● **What the task asks**
Look through the records that follow. Copy every line containing the word "Enable".

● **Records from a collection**

++++++++

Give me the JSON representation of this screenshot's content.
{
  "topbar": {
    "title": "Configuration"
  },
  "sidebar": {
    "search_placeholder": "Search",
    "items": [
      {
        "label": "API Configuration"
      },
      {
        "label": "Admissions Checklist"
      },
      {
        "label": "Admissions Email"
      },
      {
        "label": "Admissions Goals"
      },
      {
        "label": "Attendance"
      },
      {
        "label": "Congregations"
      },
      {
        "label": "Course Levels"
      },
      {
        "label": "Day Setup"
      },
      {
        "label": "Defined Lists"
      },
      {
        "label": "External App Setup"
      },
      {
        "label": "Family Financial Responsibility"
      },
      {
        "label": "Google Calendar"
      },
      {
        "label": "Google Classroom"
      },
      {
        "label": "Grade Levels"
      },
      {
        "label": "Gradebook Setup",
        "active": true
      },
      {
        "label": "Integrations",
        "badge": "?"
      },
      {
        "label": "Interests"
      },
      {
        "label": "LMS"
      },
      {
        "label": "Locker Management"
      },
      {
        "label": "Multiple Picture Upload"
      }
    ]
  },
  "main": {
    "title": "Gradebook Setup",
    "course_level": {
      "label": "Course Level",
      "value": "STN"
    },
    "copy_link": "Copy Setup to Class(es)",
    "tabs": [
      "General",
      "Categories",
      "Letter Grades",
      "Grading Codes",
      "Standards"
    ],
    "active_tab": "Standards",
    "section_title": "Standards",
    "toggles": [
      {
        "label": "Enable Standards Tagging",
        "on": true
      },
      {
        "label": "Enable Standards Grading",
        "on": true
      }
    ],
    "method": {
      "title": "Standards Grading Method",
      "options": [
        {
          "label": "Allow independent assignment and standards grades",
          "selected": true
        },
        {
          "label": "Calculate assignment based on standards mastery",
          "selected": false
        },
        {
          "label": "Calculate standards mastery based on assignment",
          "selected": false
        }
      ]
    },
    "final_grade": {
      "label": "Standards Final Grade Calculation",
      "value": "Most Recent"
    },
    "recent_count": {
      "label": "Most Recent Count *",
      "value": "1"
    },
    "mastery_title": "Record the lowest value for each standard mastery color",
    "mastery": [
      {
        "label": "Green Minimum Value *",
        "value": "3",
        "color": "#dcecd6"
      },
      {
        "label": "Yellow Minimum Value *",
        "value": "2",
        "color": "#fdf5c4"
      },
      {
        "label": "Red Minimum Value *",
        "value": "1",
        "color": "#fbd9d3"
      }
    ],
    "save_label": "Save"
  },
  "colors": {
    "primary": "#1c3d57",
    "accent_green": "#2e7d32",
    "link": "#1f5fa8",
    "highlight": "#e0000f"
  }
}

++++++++

● **Exercise response**
        "label": "Enable Standards Tagging",
        "label": "Enable Standards Grading",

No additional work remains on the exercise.